Navy Farewells Old Septic Tank Pool

Published Nov 21, 2014 5:06 PM by The Maritime Executive

As the former commanding officer of the Royal Australian Navy's dive school, a mine clearance diver and member of the SAS, Commodore Russ Baker (retired) has many stories to tell about the old pool at HMAS Penguin in Sydney.

So it was a particular honour for him when he was invited to open the new Dive Training Facility there recently.

“For many Australian Defence Force divers, this pool has been the first step in their training,” Commodore Baker said.

“Now, after decades of service to divers from around Australia and from around the world, this pool has been given a new lease of life.

“As part of the upgraded RAN Diving School, it is now ready to continue to provide a safe environment for the initial diver testing into the future,” he said.

The site had a less than auspicious start as the 'Mosman Sewer Farm' when the NSW Public Works first began construction in 1902. It continued operation until 1927 when it was rendered obsolete by the completion of the 'Northern Suburbs Outfall Ocean Sewer'.

The Sewer Farm's old septic tanks were subsequently adapted for use as a swimming pool by the Cavill family who owned the property. The pool then became part of HMAS Penguin when the establishment was commissioned in 1942. Sadly in later years it faced frequent repairs due to the structure suffering from advanced dilapidation and it eventually fell into disuse.

Building of the new facility began last February as a separate project within Penguin's redevelopment. Facing the challenge of building in an enclosed space, the old pool was dismantled and construction began.
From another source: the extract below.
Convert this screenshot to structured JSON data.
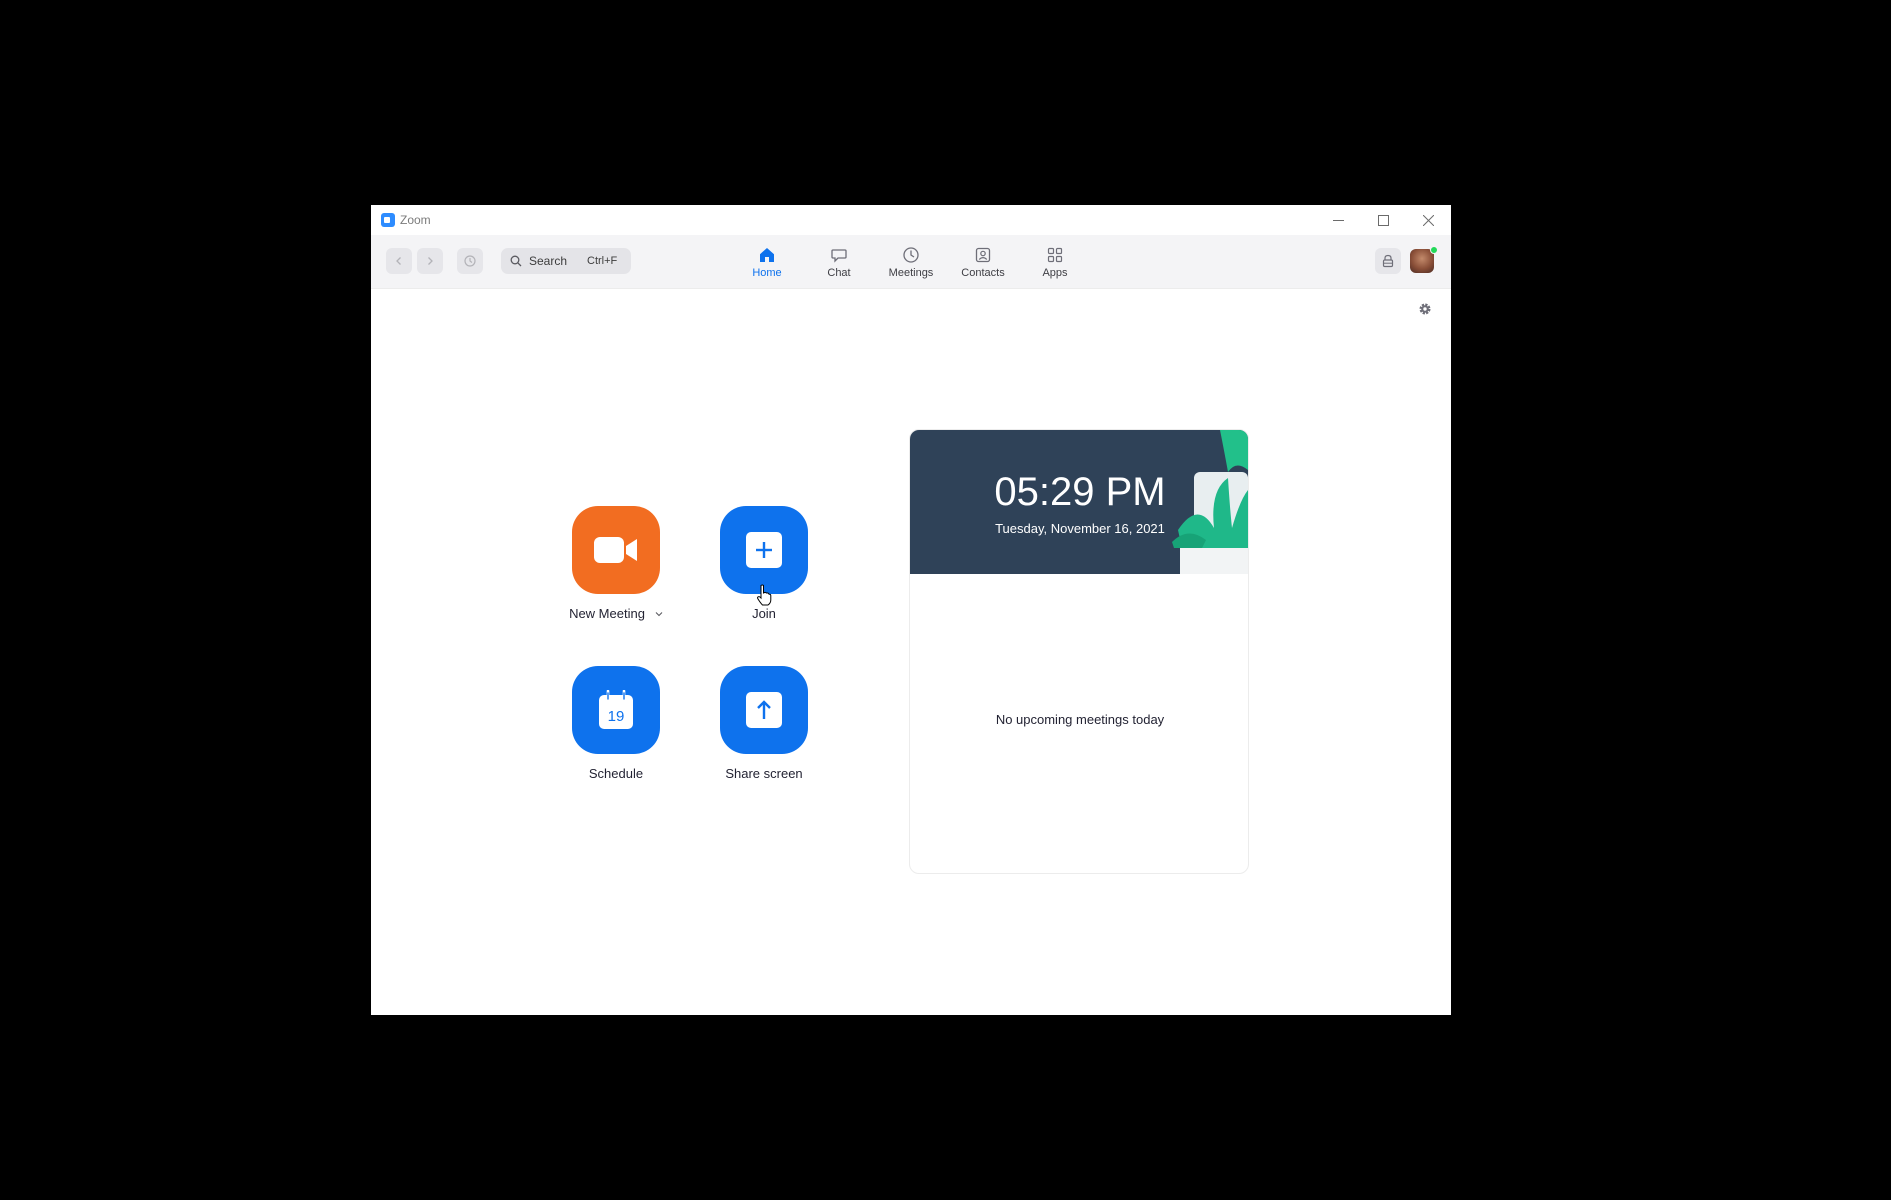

Around 170 cubic metres of concrete and 30 tonnes of reinforced steel was used and a unique pool liner installed to cope with heavy objects associated with diver training being dropped into the water.

"The pool now becomes part of one of the most modern diving training facilities in the world, capable of supporting the needs of the Australian Defence Force well into the future," Commodore Baker said.

"However I am pleased to note that while the main focus of the pool will be for diver training, it will also be made available for general recreational use by defence personnel,” he added.